Wednesday, April 24, 2013
When you think about where some of the world’s tastiest wine is produced, Africa may not be the first place that pops into your head. Think again. The celebrated (and sometimes underrated) Cape Winelands is situated on the southwest tip of Africa in the Western Cape Province. The coastal district is renowned for its full-bodied, Southern France-inspired red wine and its sweet and light sauvignon blanc selections. As the largest wine producing region, South Africa produces a whopping 1 billion liters of wine a year. Cape Winelands is a much-loved destination for wine aficionados and those who simply appreciate the fruits of the majestic African uplands. Travelers can expect bountiful winery and vineyard choices in the Western Cape’s six wine regions, each of which offers its own distinct wine routes.

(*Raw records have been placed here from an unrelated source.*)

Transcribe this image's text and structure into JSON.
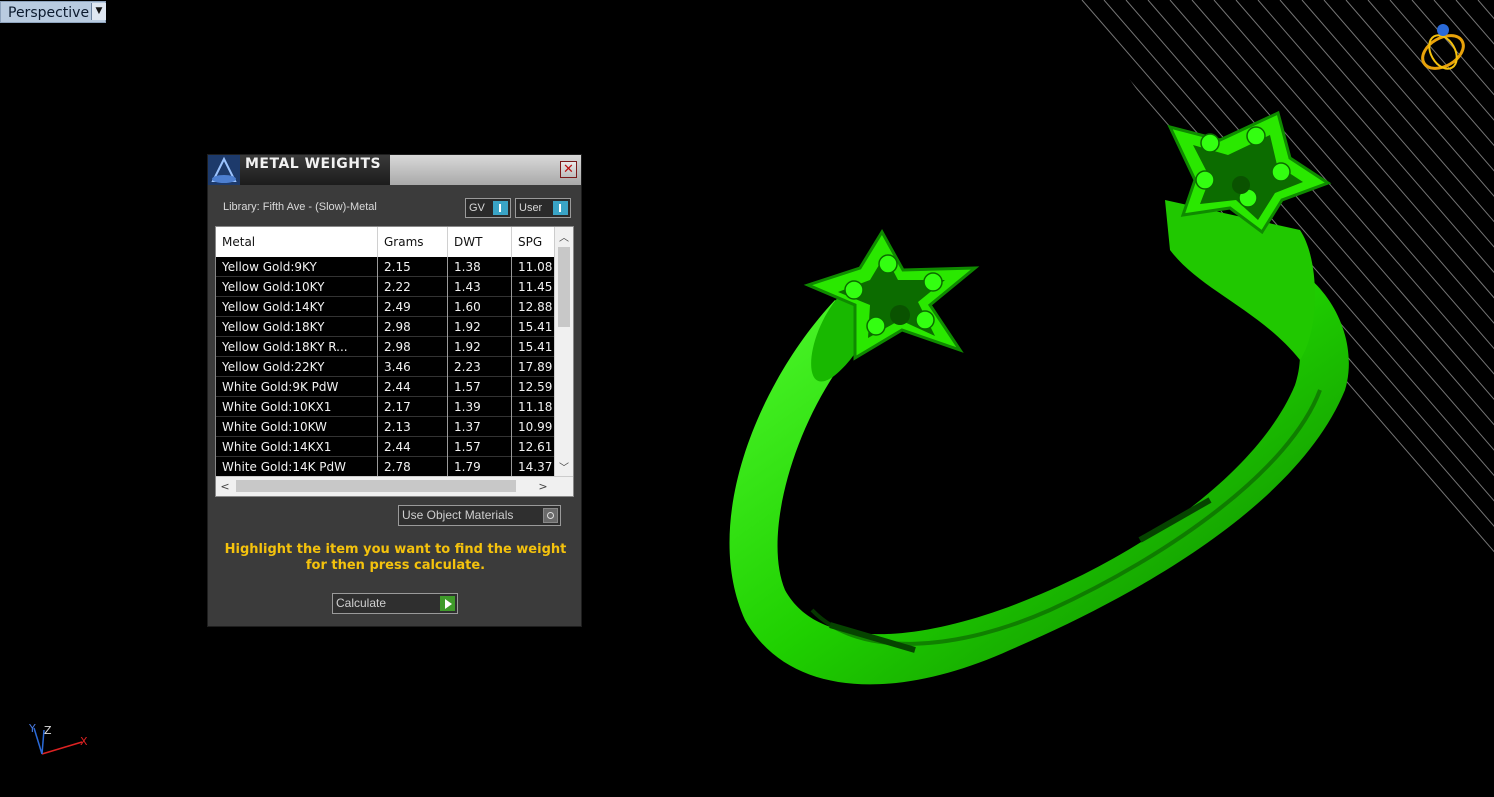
{
  "viewport": {
    "label": "Perspective",
    "dropdown_icon": "triangle-down"
  },
  "panel": {
    "title": "METAL WEIGHTS",
    "library_label": "Library: Fifth Ave - (Slow)-Metal",
    "toggle_gv": "GV",
    "toggle_user": "User",
    "columns": [
      "Metal",
      "Grams",
      "DWT",
      "SPG"
    ],
    "rows": [
      [
        "Yellow Gold:9KY",
        "2.15",
        "1.38",
        "11.08"
      ],
      [
        "Yellow Gold:10KY",
        "2.22",
        "1.43",
        "11.45"
      ],
      [
        "Yellow Gold:14KY",
        "2.49",
        "1.60",
        "12.88"
      ],
      [
        "Yellow Gold:18KY",
        "2.98",
        "1.92",
        "15.41"
      ],
      [
        "Yellow Gold:18KY R...",
        "2.98",
        "1.92",
        "15.41"
      ],
      [
        "Yellow Gold:22KY",
        "3.46",
        "2.23",
        "17.89"
      ],
      [
        "White Gold:9K PdW",
        "2.44",
        "1.57",
        "12.59"
      ],
      [
        "White Gold:10KX1",
        "2.17",
        "1.39",
        "11.18"
      ],
      [
        "White Gold:10KW",
        "2.13",
        "1.37",
        "10.99"
      ],
      [
        "White Gold:14KX1",
        "2.44",
        "1.57",
        "12.61"
      ],
      [
        "White Gold:14K PdW",
        "2.78",
        "1.79",
        "14.37"
      ]
    ],
    "use_object_materials": "Use Object Materials",
    "instructions": "Highlight the item you want to find the weight for then press calculate.",
    "calculate_label": "Calculate"
  },
  "axes": {
    "y": "Y",
    "z": "Z",
    "x": "X"
  },
  "colors": {
    "model": "#22e000",
    "highlight": "#f4c20d",
    "toggle_knob": "#3aa4c6"
  }
}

ShutterstockStellenbosch | Situated approximately 30 miles east of Cape Town is Stellenbosch. Rows of healthy oak trees standing along many of the city streets create a quaint and welcoming atmosphere and have earned this Eerste River town the nickname, “City of Oaks.”
Beyond the tree-lined city roads on the Stellenbosch wine route are more than 200 wine and grape producers. The route meanders near the foot of the Cape Fold Mountain range and is considered the oldest in the country, producing some of the region’s most well-known wines. Meerlust – a respected Stellenbosch winery dating back to the 1750s – offers its renowned Bordeaux-style Rubicon blend.

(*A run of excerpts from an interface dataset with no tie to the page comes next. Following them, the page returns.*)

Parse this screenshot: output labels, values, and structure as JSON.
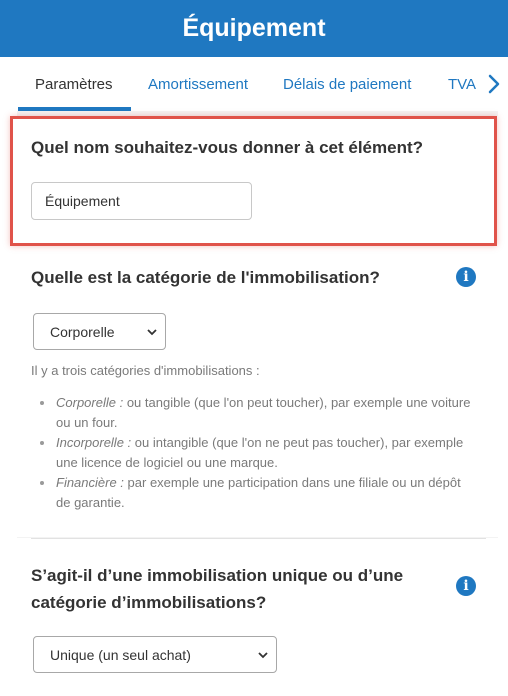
{
  "header": {
    "title": "Équipement"
  },
  "tabs": [
    {
      "label": "Paramètres"
    },
    {
      "label": "Amortissement"
    },
    {
      "label": "Délais de paiement"
    },
    {
      "label": "TVA"
    }
  ],
  "name_section": {
    "question": "Quel nom souhaitez-vous donner à cet élément?",
    "value": "Équipement"
  },
  "category_section": {
    "question": "Quelle est la catégorie de l'immobilisation?",
    "info_icon": "info-icon",
    "selected": "Corporelle",
    "help_intro": "Il y a trois catégories d'immobilisations :",
    "items": [
      {
        "term": "Corporelle :",
        "text": "ou tangible (que l'on peut toucher), par exemple une voiture ou un four."
      },
      {
        "term": "Incorporelle :",
        "text": "ou intangible (que l'on ne peut pas toucher), par exemple une licence de logiciel ou une marque."
      },
      {
        "term": "Financière :",
        "text": "par exemple une participation dans une filiale ou un dépôt de garantie."
      }
    ]
  },
  "unique_section": {
    "question_line1": "S’agit-il d’une immobilisation unique ou d’une",
    "question_line2": "catégorie d’immobilisations?",
    "info_icon": "info-icon",
    "selected": "Unique (un seul achat)"
  },
  "colors": {
    "primary": "#1f78c1",
    "highlight": "#e0534a",
    "background": "#f3f3f3"
  }
}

ShutterstockPaarl | Like Stellenbosch, Paarl is one of the oldest European settlements in South Africa. While some may know this as the Western Cape town where South African Nobel Peace Prize recipient Nelson Mandela was imprisoned, much of Paarl’s popularity comes from its gorgeous and fertile grape-growing terrain.
Below Paarl Rock (Pearl Mountain) sits this thriving Cape Winelands city, peppered with 17th-19th Century Cape Dutch homes along the famous Paarl wine route. The historical path winds its way through the South African countryside where both local producers and international wine companies draw from the land to create the area’s famed sweet and sultry cabernet sauvignon, as well as other varietals. You can sample the popular blend at Nederburg Estate.
ShutterstockConstantia | Just west of the Constantia Valley is Cape Town’s oldest suburb. Constantia’s sleepy foothills location sets the tranquil ambiance of the region, making it easy for travelers to fall in love with the centuries-old Cape Winelands city.
It has long been known for its Vin de Constance (Constantia) sweet dessert wine. Although one of Jane Austen’s characters in “Sense & Sensibility” drank Constantia for “its healing powers on a disappointed heart," that won’t be the reason you’ll want to sip on it. Try the delicious wine at the late 1600s Cape Dutch-style manor and winery, Groot Constantia. It is part of the Constantia wine route, where rows of twisted vines stretch out below the mountains and grow the same grapes once enjoyed by Napoleon Bonaparte and other 18th Century royalty.
If you are interested in wine from other parts of the world, read about Portugal’s Douro Valley.